Eventually we turned around and headed back toward the hotel, cutting right through the middle of town and out through the city walls. Back at the hotel we asked the really nice gentleman at the front desk for a recommendation for dinner. He recommended a place called Pantopoleion, where he oftens dines after work.
The name was said to mean "Market of good tastes" or something like that and we were told it was right down Ethniki Antistaseos, the street we had walked down in the morning. However, I could not, for the life of me, find the place. Until the Missus saw a sign that said "ΠΑΝΤΟΠΩΛΕΙΟΝ", and told me, this must be the place.
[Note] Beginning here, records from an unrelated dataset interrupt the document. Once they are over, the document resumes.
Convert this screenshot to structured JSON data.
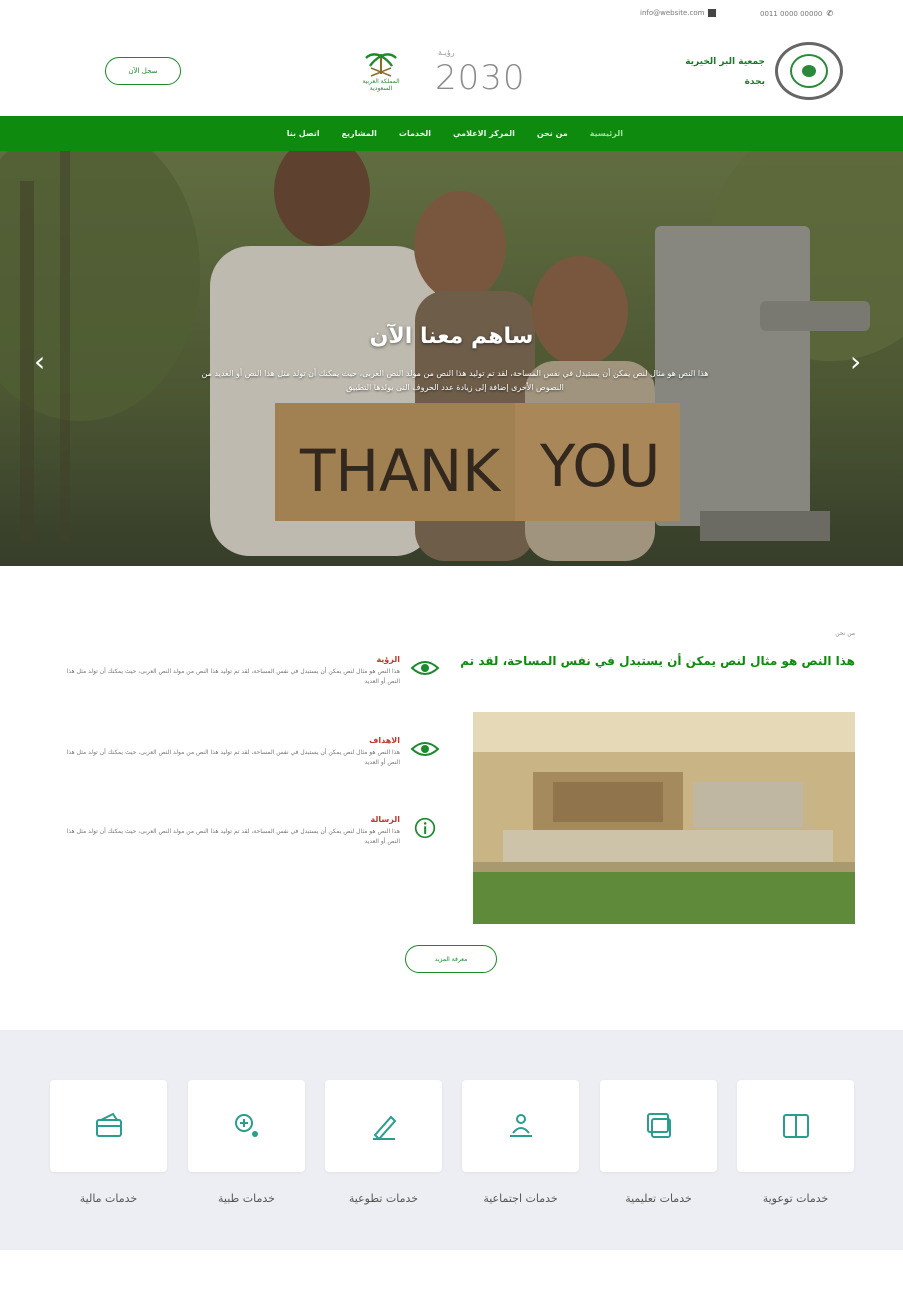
{
  "topbar": {
    "email": "info@website.com",
    "phone": "0011 0000 00000"
  },
  "header": {
    "brand_line1": "جمعية البر الخيرية",
    "brand_line2": "بجدة",
    "vision_top": "رؤيـة",
    "vision_number": "2030",
    "vision_emblem_text": "المملكة العربية السعودية",
    "login_label": "سجل الآن"
  },
  "nav": {
    "items": [
      "الرئيسية",
      "من نحن",
      "المركز الاعلامي",
      "الخدمات",
      "المشاريع",
      "اتصل بنا"
    ]
  },
  "hero": {
    "title": "ساهم معنا الآن",
    "text": "هذا النص هو مثال لنص يمكن أن يستبدل في نفس المساحة، لقد تم توليد هذا النص من مولد النص العربى، حيث يمكنك أن تولد مثل هذا النص أو العديد من النصوص الأخرى إضافة إلى زيادة عدد الحروف التى يولدها التطبيق",
    "sign_text": "THANK YOU"
  },
  "about": {
    "breadcrumb": "من نحن",
    "title": "هذا النص هو مثال لنص يمكن أن يستبدل في نفس المساحة، لقد تم",
    "features": [
      {
        "title": "الرؤية",
        "text": "هذا النص هو مثال لنص يمكن أن يستبدل في نفس المساحة، لقد تم توليد هذا النص من مولد النص العربى، حيث يمكنك أن تولد مثل هذا النص أو العديد",
        "icon": "eye-icon"
      },
      {
        "title": "الاهداف",
        "text": "هذا النص هو مثال لنص يمكن أن يستبدل في نفس المساحة، لقد تم توليد هذا النص من مولد النص العربى، حيث يمكنك أن تولد مثل هذا النص أو العديد",
        "icon": "eye-icon"
      },
      {
        "title": "الرسالة",
        "text": "هذا النص هو مثال لنص يمكن أن يستبدل في نفس المساحة، لقد تم توليد هذا النص من مولد النص العربى، حيث يمكنك أن تولد مثل هذا النص أو العديد",
        "icon": "info-icon"
      }
    ],
    "more_label": "معرفة المزيد"
  },
  "services": {
    "items": [
      {
        "label": "خدمات توعوية",
        "icon": "book-icon"
      },
      {
        "label": "خدمات تعليمية",
        "icon": "board-icon"
      },
      {
        "label": "خدمات اجتماعية",
        "icon": "people-icon"
      },
      {
        "label": "خدمات تطوعية",
        "icon": "pen-icon"
      },
      {
        "label": "خدمات طبية",
        "icon": "medical-icon"
      },
      {
        "label": "خدمات مالية",
        "icon": "wallet-icon"
      }
    ]
  },
  "colors": {
    "primary": "#0e8a0e",
    "accent": "#c0392b",
    "services_bg": "#eceef3"
  }
}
Now how the heck She got Pantopoleion from that I'll never know, but we found that She had a knack for reading street and business signs. And She was without a doubt right in this case.
You want to eat at a popular restaurant in Greece? Go around opening time and there won't be a soul in the place, as was our experience here. Of course, the Missus immediately ordered some house red wine.
Our next challenge was when we were handed our menus. This was indeed more of a locals place....the entire menu was in Greek....with no translations! This was really funny....it really was "all Greek to me!" Lucky for us, the young lady serving us, whose name was I believe "Helene" was so funny, good natured, and full of pep, decided that to get maximum enjoyment, she would read and describe the entire menu to us...all four pages, well three minus drinks! And so she started with an "ok lets go...." Laughing all the way, we asked her to stop and with a few hints, asked her to order for us and she proceeded to bring us what was probably one of our top three meals on this trip.
Of course everything started with bread.....
The Missus had already fallen in love with "rusk" the twice baked bread that is very crisp and toast like.
Helene arrived with a sampling of cheese she selected for us.
The two thin slices on the top were just plain fantastic, intensely flavored, just plainly great. When we mentioned this, Helene beamed and told us that this cheese isn't on the menu. It's a local artisan cheese that they use in another dish she ordered for us, but it's flavor is so unique she decided we should taste it.
The roasted vegetables with fresh tomatoes and goat cheese was quite delicious...this is where the Missus started eating roasted vegetables every couple of weeks.
The least favorite dish of the evening were the stuffed mushrooms.
Stuffed with something that tasted like panchetta, these weren't bad, but paled in comparison to this:
Horta is what the Greeks call wild greens and there are literally hundreds of varieties. We'd come to really enjoy simple Horta Vrasta, simple boiled wild greens, never knowing exactly what we'd get, but tasty all the time. Funny that the first taste of horta would be in the form of very tasty fritters paired with goat cheese.
But my favorite dish of the night was the pork chop stuffed with the cheese we'd tasted on the cheese plate and sun dried tomatoes.
This was so tasty and as far form the "other white meat" as you can get. It had that great pork flavor and the flesh near the bone was barely opaque, as it was moist and cooked to perfection. Even the Missus, who had sworn off pork ages ago couldn't help but have a couple of slices and gnaw on that done. It was one of most memorable dishes.
It was a fantastic dinner, thanks to this young lady:
We would come to love the traditional digestif that accompanies dessert (usually free) which is normally a cheese pie. It's called Raki, the stuff "that makes you dance on the tables if you drank enough". Made from grape skins, it has a nice bite, but goes so well with sweet-creamy-mildly savory items. Usually something like this would KO the Missus....but for some reason, having all that wine, then finishing with Raki never touched Her in Greece.
As we were leaving Helene gave me a copy of the menu......the all Greek menu that we could keep "to remember".